Turns out he was up there checking out the fig trees as part of TAFE’s ongoing landscape management program. We messaged back and forth a bit and found that we both had an interest in the gasworks, though neither of us could cast any light on what’s happening to it.
Then today I went for my regular perambulation when I saw a truck sinking a monitoring hole. Not another hole! How much monitoring does that site need? Surely we know that its pure poison for the top 5 metres. But it feels like something is afoot.
It’s probably entirely unconnected but the holes in the creek are getting some attention too. Or should I say “two two”. Or even “two little ducks”.
I could even say, “Life begins at …”
Or stretch it even further with “Will you still need me? Will you still feed me? When I’m …”
The slab replacement program, if such a thing exists, hasn’t been down this part of the creek for a long time, maybe since the Big Flood. The result is that there are lots of cracks in them and, every time we have a heavy downpour, the fine soil washes out from behind the slabs leaving a hollow void behind them. Apart from being unstable it means that the creek develops a series of short-lived sandy beaches.
I rather like seeing the bird prints in the sand; it’s a pleasant reminder of the drain’s earlier incarnation as a tidal creek.
Bird prints of course allow me a clumsy segue into an update on the mother duck and her nine wee ones who were in danger of being picked off by Slow Joe Crow the other week. I didn’t hold out much hope for them but, who’d a thunk it, I counted mum and eight chicks the other day. Go mum!
Which just goes to show that life really is a game of lotto. (See how I did that, tied it all in with the title? Sometimes I even surprise myself!)
I sometimes get the comment that it must be boring, walking the same walk every day. Well, it would be, if that’s what I did. But the creek isn’t just one walk. The first thing is to decide whether I’ll go upstream or downstream. It’s usually downstream, so the next thing to look at is the tide: high or low? The tide can open up or cut off half a dozen walks. This morning I had intended heading down the eastern banking towards the TAFE but I got waylaid at the Styx.
The Styx at this junction is normally a slow but steady movement of water; not exactly babbling but not static either. The recent growth of the reeds and pondweed has slowed it even further, so I was surprised to see water fairly gushing into the main branch. So I changed my route and headed south to investigate.
Turns out the source of all this gurgling water was the fat pipe that comes out of the fuel depot. What were they doing with all that water on a Sunday morning? Hmm.
But that turned out not to be the story at all, as is so often the case. A dark shape out of the corner my … Old Man Crow, up to no good. I headed further south and watched him, swooping and flapping around the banking.

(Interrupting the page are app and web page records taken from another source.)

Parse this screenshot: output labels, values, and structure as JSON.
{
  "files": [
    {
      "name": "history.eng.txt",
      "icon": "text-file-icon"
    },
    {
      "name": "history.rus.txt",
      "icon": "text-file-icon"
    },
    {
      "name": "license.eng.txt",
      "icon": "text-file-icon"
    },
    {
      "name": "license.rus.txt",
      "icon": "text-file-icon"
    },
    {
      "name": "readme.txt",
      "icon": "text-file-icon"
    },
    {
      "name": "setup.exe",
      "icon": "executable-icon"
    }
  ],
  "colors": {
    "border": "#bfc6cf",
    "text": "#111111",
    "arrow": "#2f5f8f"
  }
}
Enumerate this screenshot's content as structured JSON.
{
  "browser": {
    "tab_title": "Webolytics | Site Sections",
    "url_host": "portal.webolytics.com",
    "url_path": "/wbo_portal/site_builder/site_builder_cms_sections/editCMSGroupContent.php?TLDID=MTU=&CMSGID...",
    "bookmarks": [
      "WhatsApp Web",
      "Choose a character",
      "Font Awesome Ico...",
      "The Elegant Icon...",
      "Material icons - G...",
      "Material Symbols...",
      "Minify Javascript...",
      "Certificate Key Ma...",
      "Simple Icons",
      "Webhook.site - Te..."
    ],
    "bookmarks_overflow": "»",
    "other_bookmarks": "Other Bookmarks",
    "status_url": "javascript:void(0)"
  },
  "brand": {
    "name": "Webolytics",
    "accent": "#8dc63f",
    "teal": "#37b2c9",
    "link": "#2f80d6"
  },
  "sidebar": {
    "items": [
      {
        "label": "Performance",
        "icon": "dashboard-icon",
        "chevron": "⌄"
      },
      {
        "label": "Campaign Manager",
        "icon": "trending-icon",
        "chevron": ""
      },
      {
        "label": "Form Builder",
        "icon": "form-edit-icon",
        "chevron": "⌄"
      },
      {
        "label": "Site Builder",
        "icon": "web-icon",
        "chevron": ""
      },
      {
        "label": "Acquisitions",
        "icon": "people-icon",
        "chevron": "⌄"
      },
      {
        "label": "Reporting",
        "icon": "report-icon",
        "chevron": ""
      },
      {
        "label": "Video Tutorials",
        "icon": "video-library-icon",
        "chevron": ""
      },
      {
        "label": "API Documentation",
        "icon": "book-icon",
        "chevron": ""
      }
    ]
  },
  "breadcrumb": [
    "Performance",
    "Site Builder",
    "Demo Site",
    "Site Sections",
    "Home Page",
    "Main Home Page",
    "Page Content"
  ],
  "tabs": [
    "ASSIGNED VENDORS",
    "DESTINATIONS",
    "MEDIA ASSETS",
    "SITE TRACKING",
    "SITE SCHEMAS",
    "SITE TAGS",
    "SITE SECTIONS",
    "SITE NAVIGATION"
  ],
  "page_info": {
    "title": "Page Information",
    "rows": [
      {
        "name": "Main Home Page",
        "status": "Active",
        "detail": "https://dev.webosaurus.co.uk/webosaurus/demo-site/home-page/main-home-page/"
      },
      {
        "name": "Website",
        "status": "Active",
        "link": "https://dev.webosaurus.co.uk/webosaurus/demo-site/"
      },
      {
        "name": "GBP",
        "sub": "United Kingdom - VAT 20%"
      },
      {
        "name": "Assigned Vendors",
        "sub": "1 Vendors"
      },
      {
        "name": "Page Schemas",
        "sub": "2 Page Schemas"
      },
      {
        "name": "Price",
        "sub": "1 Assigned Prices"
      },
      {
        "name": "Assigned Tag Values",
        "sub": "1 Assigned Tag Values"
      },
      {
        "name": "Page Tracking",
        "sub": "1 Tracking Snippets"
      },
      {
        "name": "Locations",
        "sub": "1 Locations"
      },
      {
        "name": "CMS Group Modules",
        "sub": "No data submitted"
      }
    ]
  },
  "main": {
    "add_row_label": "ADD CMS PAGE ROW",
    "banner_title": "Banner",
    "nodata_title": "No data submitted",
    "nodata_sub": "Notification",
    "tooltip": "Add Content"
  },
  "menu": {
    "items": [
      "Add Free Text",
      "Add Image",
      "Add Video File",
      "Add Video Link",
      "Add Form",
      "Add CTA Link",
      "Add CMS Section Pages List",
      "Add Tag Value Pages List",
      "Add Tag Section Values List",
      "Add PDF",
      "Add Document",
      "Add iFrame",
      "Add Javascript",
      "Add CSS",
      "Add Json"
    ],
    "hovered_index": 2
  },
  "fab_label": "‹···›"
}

Crows don’t waste any more energy than is necessary on anything. If they start circling and moving in like this you can bet it’s because there’s an easy picking to be had. I headed towards him; he turned one emotionless silver disc of an eye on me before retiring to the big gum tree where the grey falcons had their nest. He could wait.
Here’s what I found: a very late hatching of ducklings. Mum had brought them down the creek, maybe even their first visit out of the long grass and the lantana to get their flippery feet wet and to teach them all that important duck stuff.
Problem is, when you get down the steep concrete banking it isn’t easy to get back up again. And what mum had found was that that the narrow break in the thick pondweed ends just upstream from the pipe. And Old Man Crow knew this, oh yes he did. That’s the scene I came upon: mum banked hard up against the choke in the stream with a batch of inexperienced ducklings and a crow who had all day to wait for breakfast.
A crow’s head and brain is about the same size as that as my chooks and yet it contains a depth of wiliness that a chook could only dream of. I’m not a fan of crows, but I do admire them.
I wonder how many ducklings there’ll be tomorrow.